But back to the original question: Why? First, I think snakes and other reptiles are really cool, always have, since I was 5 years old. But mainly, because it was scary. And because I have learned which ones are poisonous, which aren’t. Because I knew if I overcame the initial fear, picked it up, looked it over, then let it go, it would be a cool adrenaline rush — followed by a happy feeling: dopamine hit! And back to the original reason the adrenaline-to-dopamine pathway got embedded into most animal brains: successfully overcoming fear to obtain a positive outcome that rewards the organism in some way and helps it continue to survive is an evolutionary advantage. Granted, in this instance, picking the snake up had nothing to do with me reproducing to continue my genetic lineage… So, I was merely activating that pathway in a way that seemed scary, but, in this case, held little risk. And that’s the essence of adventure sports really, isn’t it? As long as the snake doesn’t turn out to be poisonous… or the trail turn out to end in an unexpected 100′ cliff… or the wave doesn’t end up drilling me into the rocks and knocking me unconscious… or the slope doesn’t end up releasing an avalanche and burying me alive…  All risks!
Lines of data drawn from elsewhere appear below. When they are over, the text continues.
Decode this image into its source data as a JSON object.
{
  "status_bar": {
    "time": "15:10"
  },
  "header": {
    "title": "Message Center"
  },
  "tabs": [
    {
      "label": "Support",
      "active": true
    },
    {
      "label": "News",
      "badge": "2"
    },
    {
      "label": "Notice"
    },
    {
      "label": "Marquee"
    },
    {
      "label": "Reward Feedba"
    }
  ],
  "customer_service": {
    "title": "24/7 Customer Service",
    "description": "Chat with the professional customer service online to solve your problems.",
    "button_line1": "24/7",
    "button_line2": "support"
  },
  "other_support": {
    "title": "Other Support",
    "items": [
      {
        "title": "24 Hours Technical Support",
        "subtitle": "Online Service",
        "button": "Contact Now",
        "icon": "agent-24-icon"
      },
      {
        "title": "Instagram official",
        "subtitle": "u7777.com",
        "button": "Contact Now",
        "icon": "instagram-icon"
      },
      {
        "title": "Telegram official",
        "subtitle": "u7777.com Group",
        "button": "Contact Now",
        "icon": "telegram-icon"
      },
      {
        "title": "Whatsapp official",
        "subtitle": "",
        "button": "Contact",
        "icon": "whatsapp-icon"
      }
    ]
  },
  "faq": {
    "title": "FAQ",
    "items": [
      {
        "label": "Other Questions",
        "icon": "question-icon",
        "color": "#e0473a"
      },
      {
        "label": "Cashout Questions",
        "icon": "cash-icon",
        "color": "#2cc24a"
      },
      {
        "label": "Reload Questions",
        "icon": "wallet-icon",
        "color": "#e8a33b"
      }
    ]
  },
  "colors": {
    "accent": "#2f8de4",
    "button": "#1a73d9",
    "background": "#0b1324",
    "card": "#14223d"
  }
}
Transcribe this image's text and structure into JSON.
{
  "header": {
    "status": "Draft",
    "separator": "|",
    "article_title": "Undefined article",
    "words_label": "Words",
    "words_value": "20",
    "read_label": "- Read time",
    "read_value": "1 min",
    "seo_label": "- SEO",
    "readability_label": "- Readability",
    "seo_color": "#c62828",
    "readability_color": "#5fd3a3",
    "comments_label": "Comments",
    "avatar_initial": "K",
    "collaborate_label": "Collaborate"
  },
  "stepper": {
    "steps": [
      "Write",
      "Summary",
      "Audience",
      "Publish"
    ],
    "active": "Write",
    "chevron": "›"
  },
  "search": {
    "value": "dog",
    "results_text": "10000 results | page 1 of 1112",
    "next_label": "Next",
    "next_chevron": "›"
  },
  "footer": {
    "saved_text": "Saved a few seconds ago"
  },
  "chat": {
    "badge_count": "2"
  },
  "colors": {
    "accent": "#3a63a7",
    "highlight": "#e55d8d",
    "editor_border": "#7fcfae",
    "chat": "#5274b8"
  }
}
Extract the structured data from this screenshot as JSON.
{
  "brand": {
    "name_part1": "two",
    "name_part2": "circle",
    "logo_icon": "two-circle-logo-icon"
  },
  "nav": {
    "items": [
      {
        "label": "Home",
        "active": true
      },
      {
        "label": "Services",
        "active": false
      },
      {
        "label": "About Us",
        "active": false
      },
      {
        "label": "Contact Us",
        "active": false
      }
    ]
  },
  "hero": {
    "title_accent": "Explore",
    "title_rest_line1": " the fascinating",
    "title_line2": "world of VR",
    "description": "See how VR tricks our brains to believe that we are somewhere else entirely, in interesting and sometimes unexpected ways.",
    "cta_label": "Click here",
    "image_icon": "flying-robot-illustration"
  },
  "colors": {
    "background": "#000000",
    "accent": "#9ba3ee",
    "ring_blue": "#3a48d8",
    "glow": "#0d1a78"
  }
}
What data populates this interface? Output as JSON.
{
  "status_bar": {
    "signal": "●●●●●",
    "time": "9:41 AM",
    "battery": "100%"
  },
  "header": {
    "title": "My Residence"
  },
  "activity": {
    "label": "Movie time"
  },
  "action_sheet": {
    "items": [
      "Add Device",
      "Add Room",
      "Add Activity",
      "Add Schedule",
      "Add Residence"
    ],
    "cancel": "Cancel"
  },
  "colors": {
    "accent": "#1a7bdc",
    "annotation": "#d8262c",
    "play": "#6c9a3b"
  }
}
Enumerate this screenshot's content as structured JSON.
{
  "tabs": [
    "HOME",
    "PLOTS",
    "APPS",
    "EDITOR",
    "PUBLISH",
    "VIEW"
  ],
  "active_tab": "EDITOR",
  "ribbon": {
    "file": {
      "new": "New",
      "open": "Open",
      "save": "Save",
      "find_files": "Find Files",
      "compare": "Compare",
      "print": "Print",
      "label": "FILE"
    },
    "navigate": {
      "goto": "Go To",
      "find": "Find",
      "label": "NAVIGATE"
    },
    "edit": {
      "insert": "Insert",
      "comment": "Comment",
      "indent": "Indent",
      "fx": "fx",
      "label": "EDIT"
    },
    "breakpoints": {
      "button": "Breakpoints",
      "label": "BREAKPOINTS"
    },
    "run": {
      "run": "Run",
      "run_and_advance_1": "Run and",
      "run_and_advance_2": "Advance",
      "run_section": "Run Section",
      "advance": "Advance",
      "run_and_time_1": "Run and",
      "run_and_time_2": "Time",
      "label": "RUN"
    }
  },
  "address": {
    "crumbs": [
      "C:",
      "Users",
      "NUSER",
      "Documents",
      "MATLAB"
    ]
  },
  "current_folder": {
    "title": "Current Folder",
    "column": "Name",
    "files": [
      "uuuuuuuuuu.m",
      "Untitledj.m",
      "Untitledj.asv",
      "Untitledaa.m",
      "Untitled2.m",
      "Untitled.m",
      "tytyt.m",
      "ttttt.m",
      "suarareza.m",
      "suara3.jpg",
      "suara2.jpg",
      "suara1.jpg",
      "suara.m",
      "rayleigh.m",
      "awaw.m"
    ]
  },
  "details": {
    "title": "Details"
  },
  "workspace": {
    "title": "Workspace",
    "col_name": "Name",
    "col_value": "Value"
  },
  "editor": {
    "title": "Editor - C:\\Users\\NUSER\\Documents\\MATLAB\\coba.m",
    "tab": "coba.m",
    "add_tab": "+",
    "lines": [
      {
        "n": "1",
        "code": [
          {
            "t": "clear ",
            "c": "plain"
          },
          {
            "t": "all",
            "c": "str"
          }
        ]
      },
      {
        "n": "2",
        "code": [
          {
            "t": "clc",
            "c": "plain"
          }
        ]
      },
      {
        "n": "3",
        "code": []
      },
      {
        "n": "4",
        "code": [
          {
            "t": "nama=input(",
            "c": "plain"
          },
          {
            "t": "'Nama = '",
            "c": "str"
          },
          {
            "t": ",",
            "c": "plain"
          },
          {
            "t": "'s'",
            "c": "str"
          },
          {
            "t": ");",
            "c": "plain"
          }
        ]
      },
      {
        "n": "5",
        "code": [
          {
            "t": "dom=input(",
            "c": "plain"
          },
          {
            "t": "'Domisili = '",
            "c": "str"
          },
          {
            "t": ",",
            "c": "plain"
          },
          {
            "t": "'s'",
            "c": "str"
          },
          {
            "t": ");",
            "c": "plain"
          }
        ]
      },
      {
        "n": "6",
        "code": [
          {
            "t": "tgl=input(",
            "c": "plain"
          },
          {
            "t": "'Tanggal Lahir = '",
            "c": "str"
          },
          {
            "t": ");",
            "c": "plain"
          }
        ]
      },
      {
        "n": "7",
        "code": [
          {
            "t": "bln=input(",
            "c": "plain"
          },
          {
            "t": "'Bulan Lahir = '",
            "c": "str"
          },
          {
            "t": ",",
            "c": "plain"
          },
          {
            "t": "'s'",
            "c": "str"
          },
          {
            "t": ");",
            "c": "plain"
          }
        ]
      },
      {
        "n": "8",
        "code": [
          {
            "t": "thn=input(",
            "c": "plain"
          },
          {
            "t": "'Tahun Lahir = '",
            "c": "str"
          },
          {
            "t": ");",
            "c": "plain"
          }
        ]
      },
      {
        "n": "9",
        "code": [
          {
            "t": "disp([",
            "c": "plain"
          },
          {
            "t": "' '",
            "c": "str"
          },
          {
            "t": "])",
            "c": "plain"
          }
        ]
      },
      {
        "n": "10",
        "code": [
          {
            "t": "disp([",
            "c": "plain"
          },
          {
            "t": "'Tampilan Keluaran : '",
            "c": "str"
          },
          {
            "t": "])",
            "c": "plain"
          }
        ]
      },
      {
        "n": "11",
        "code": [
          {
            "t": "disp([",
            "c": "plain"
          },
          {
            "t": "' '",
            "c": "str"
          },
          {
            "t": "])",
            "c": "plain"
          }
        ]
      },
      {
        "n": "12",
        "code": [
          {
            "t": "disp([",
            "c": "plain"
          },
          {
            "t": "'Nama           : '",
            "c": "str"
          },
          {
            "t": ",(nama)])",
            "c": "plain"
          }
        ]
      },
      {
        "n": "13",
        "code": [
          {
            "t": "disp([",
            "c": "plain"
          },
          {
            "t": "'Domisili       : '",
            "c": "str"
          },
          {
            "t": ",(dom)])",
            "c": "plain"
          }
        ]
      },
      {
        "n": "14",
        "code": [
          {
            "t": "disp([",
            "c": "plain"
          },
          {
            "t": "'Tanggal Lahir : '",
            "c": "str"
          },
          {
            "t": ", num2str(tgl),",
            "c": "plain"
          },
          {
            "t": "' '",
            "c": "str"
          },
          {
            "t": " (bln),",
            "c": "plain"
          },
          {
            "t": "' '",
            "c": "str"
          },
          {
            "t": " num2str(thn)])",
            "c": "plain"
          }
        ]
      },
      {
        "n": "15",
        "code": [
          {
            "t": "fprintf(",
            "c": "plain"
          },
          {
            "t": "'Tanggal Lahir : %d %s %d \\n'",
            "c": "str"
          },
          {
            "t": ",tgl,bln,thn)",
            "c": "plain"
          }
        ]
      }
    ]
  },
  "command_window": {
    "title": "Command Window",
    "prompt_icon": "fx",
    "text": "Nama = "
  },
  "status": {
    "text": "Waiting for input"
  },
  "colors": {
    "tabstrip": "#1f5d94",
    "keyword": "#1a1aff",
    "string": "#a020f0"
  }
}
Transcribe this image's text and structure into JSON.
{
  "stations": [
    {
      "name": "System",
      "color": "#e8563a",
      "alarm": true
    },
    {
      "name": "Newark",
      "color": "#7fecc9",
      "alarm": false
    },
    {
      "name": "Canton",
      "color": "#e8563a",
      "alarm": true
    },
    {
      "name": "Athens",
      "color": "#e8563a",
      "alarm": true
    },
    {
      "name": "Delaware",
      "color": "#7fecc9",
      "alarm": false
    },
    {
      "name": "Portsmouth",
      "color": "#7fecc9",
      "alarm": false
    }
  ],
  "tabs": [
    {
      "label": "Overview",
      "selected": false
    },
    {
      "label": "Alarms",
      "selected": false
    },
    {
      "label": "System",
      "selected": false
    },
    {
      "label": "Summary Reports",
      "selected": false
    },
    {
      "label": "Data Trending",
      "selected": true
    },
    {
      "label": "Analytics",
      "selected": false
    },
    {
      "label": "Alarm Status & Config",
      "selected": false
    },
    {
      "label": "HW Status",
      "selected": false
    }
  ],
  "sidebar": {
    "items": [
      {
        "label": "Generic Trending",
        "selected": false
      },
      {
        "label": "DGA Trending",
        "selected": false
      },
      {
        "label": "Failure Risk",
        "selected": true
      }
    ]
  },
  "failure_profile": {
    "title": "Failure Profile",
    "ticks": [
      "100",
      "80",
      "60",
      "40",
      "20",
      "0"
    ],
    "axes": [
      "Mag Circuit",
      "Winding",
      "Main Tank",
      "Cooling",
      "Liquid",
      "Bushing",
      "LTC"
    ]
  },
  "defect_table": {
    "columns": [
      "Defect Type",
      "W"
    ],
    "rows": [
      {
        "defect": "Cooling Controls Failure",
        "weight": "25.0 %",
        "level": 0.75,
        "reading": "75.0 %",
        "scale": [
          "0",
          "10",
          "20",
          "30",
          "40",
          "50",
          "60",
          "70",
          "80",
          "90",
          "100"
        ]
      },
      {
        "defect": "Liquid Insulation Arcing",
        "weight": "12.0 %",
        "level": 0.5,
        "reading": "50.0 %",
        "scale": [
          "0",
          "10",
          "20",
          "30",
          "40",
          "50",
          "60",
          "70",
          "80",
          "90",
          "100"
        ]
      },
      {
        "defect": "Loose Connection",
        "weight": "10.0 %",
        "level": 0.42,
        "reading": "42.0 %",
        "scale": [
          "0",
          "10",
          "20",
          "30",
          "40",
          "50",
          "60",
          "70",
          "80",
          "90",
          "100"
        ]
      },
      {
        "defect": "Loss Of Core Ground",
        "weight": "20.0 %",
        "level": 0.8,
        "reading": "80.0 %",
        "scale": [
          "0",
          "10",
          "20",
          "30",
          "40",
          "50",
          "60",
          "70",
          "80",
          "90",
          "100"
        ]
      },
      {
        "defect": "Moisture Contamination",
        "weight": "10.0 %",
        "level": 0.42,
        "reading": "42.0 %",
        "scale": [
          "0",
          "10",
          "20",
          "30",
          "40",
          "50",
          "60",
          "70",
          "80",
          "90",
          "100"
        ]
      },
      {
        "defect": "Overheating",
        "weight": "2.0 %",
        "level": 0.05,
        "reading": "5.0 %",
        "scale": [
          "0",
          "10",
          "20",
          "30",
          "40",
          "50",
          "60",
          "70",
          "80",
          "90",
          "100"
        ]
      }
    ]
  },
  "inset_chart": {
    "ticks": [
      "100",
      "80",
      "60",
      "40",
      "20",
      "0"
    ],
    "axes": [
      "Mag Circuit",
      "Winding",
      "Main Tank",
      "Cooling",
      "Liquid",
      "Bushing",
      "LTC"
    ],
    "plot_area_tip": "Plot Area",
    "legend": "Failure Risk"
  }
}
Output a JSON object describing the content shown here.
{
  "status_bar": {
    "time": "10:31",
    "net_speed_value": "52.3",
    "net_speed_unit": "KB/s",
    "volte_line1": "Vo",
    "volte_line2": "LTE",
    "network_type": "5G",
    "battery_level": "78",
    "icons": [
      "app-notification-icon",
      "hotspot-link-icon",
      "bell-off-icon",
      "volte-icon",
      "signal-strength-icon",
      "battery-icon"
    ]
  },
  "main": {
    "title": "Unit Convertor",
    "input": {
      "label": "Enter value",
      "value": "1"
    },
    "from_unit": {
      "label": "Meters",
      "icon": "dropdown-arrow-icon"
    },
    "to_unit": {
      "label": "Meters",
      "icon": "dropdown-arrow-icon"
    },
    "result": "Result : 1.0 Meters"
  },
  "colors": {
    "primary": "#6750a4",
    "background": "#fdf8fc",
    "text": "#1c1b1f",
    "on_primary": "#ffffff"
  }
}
But all manageable with knowledge and experience and a calm demeanor when confronted with their possibility.

Let the NeuroAdventures continue!